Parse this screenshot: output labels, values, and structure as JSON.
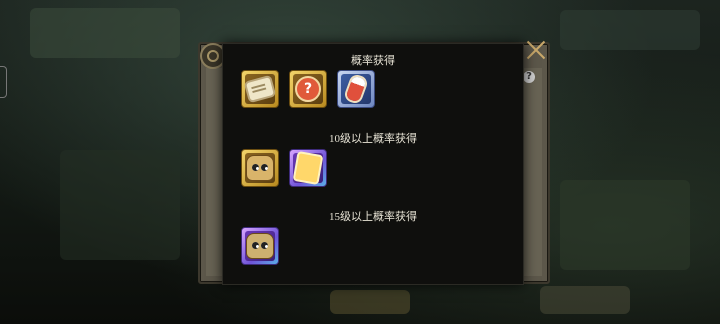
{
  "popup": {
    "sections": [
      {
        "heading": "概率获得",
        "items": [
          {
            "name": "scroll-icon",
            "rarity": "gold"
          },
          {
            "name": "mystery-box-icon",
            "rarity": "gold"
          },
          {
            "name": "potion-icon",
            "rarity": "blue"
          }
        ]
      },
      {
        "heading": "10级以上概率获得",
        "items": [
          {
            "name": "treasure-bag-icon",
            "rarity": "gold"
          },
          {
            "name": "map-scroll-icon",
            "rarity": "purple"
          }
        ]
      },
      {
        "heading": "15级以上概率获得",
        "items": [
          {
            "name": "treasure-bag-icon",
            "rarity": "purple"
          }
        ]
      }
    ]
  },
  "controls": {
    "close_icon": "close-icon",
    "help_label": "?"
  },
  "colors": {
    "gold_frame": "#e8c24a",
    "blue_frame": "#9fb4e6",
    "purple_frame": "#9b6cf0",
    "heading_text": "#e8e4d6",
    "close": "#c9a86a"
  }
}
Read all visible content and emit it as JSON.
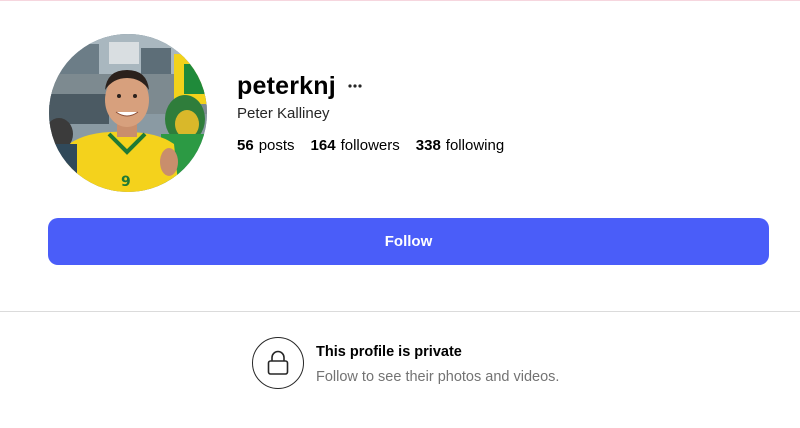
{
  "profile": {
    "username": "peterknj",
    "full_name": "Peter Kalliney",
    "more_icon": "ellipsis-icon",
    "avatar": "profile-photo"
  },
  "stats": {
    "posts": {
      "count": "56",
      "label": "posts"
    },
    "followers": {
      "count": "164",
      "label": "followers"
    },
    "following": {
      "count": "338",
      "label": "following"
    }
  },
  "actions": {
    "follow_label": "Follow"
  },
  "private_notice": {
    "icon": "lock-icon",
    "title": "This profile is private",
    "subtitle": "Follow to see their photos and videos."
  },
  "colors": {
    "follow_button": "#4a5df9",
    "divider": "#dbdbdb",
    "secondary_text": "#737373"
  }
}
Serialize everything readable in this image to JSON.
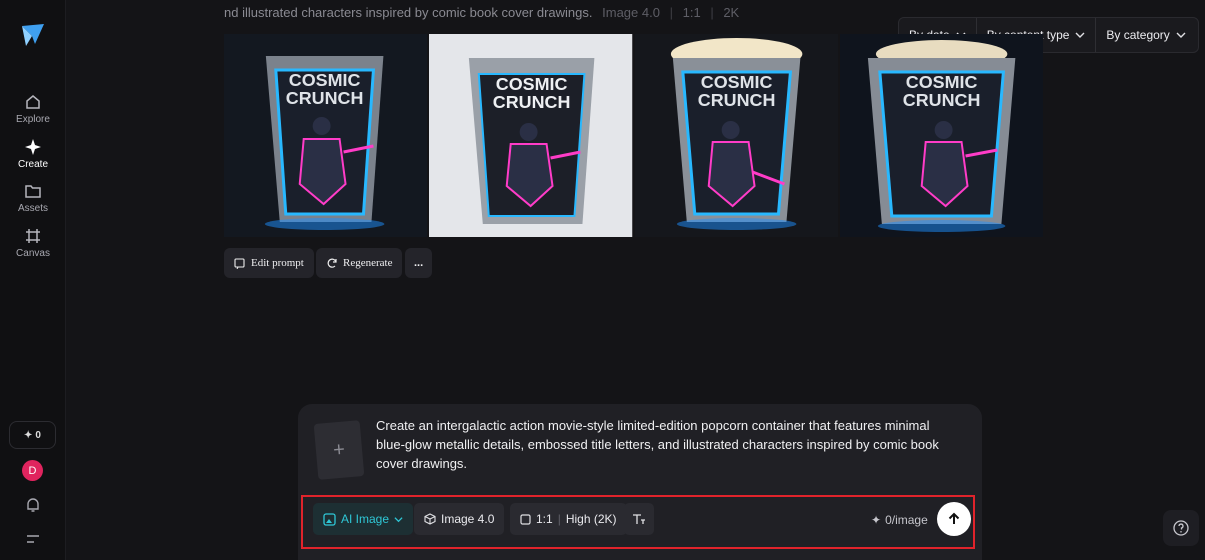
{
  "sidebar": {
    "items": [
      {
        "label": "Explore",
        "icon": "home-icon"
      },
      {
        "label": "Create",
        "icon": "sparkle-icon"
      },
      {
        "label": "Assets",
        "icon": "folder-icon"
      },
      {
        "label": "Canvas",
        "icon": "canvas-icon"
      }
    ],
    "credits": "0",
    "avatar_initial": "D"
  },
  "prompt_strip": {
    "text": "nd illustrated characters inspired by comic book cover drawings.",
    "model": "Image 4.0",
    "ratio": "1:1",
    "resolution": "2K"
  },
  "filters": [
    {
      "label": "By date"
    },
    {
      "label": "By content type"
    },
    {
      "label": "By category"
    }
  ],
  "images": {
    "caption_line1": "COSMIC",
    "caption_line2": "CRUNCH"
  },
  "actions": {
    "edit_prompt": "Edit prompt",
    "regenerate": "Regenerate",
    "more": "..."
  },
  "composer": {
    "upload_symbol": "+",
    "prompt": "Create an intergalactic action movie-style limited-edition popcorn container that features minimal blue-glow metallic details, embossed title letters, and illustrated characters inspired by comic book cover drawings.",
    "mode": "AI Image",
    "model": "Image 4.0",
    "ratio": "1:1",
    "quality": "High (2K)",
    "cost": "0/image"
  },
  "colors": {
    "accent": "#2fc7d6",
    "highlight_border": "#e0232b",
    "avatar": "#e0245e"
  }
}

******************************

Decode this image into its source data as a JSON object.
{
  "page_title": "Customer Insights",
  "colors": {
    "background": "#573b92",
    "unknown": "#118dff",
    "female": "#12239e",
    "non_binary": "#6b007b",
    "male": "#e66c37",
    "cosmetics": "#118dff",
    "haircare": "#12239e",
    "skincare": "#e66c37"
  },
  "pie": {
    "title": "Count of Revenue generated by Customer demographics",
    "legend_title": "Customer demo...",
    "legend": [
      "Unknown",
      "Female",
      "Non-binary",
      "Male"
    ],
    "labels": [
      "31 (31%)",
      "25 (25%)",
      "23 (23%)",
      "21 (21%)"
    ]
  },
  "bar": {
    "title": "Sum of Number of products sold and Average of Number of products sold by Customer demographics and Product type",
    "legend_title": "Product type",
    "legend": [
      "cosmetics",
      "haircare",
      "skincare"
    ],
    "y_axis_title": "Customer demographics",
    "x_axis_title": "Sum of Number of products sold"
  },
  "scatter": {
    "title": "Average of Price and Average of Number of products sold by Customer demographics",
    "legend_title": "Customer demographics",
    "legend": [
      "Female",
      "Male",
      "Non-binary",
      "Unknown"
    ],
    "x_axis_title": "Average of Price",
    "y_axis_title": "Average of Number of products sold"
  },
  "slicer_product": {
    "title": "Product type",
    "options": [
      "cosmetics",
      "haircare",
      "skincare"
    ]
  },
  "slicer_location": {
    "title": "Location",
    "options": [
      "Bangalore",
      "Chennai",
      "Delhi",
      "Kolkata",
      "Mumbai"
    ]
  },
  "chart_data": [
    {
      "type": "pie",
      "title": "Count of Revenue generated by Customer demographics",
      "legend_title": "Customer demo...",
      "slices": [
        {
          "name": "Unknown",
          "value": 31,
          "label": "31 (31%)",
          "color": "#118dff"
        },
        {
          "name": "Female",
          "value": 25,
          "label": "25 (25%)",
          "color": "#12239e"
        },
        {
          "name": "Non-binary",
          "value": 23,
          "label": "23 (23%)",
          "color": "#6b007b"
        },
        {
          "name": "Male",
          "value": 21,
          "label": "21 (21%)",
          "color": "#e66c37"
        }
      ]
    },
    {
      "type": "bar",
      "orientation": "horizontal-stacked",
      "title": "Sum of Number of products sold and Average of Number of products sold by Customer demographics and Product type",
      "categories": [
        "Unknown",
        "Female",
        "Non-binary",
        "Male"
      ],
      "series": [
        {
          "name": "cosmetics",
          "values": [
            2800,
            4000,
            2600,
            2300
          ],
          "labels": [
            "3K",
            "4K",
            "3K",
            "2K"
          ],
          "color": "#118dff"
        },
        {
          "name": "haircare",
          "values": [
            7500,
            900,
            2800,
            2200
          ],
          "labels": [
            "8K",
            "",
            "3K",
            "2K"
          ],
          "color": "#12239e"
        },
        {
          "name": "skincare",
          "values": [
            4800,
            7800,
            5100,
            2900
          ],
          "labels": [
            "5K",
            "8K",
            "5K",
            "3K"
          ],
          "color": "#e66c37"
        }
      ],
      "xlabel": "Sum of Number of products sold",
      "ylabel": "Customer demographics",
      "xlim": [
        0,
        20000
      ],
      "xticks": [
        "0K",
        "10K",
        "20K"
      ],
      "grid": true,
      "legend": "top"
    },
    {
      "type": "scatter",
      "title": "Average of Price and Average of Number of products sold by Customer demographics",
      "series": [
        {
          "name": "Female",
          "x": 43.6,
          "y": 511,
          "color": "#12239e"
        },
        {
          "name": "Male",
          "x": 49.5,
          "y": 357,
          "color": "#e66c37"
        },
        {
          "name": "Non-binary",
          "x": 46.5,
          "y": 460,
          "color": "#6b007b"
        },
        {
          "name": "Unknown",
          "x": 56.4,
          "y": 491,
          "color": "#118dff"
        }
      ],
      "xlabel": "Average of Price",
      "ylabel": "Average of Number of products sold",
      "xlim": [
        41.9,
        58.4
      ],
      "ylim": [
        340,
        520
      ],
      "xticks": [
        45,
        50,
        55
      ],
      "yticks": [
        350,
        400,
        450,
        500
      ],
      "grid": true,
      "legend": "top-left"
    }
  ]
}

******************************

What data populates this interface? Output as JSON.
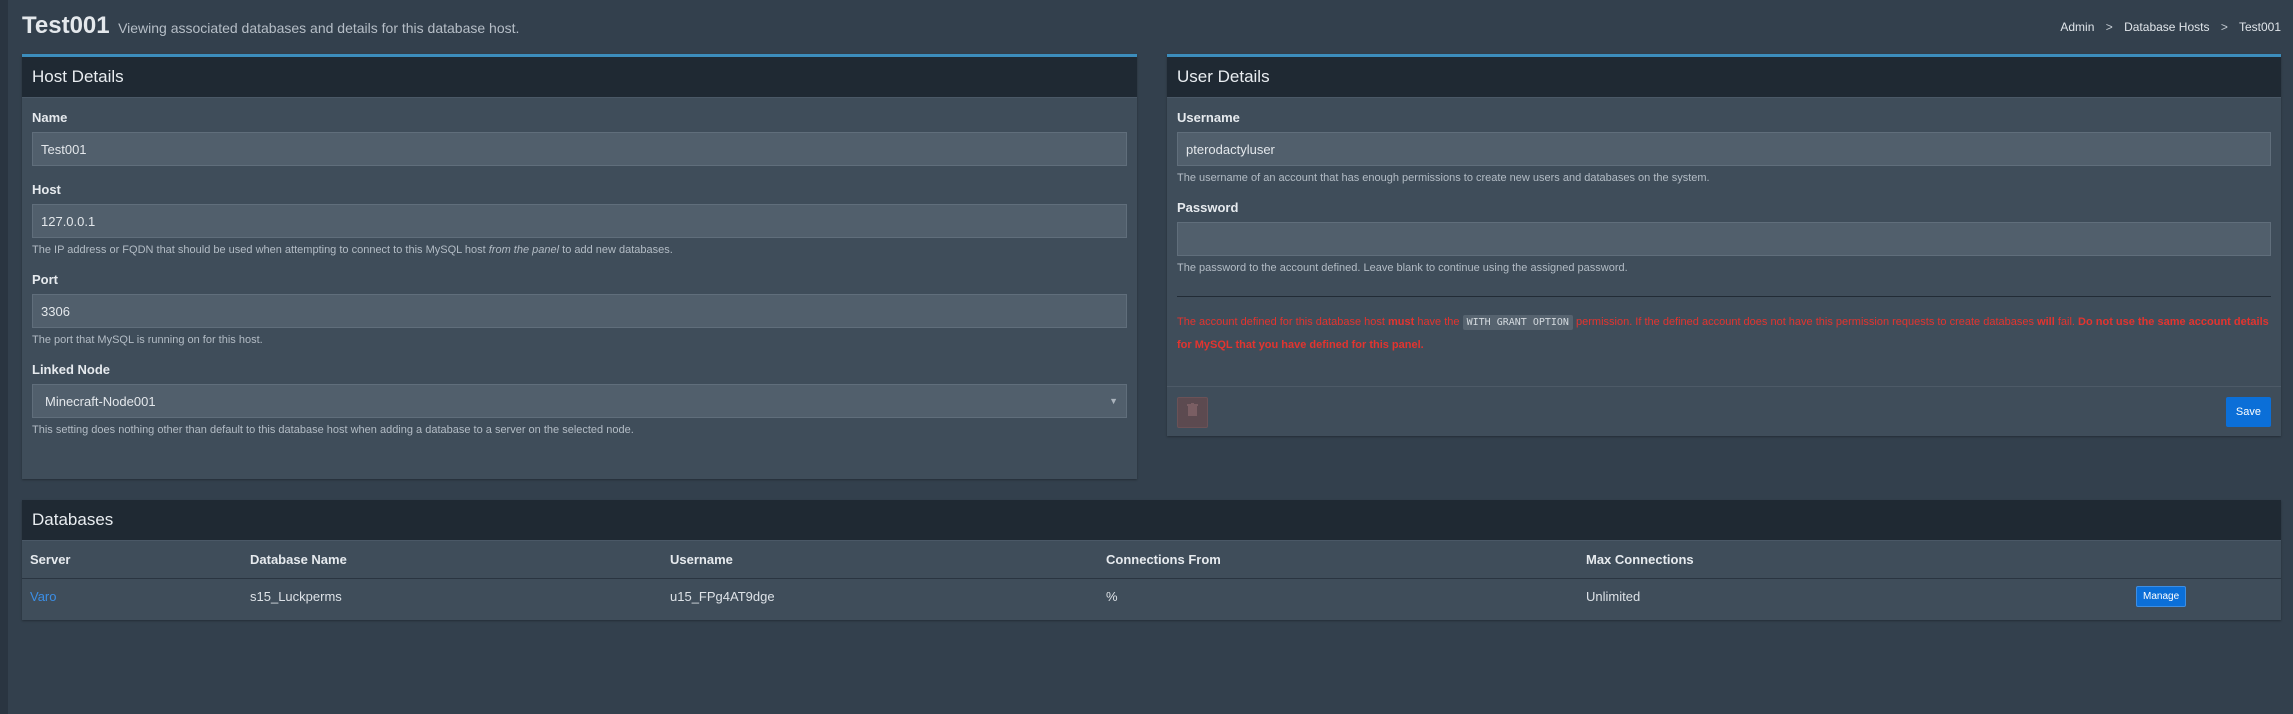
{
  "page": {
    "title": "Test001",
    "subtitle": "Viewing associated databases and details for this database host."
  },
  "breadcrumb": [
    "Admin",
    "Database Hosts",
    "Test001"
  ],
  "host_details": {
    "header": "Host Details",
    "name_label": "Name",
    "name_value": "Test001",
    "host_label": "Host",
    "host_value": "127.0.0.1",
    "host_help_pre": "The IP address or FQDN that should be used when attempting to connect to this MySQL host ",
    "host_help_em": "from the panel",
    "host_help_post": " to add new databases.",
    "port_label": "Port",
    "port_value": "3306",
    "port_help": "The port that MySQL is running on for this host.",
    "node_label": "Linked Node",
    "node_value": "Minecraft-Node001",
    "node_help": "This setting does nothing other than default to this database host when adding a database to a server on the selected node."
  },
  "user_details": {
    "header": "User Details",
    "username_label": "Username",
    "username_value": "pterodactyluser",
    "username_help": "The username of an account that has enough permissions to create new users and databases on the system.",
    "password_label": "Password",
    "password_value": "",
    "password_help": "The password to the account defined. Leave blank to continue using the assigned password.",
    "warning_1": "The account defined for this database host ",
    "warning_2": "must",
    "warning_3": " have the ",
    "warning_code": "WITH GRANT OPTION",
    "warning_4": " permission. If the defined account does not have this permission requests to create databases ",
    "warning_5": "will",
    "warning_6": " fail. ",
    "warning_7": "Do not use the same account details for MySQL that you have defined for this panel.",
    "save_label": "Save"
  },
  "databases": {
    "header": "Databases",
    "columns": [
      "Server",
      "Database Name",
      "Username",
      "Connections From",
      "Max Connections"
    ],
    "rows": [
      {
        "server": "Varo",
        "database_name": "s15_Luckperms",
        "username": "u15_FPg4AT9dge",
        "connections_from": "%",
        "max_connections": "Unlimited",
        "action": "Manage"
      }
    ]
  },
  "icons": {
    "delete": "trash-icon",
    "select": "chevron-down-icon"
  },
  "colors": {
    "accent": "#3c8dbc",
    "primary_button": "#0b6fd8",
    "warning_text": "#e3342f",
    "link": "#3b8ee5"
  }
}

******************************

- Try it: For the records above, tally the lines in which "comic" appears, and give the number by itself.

- Solution to this problem: 2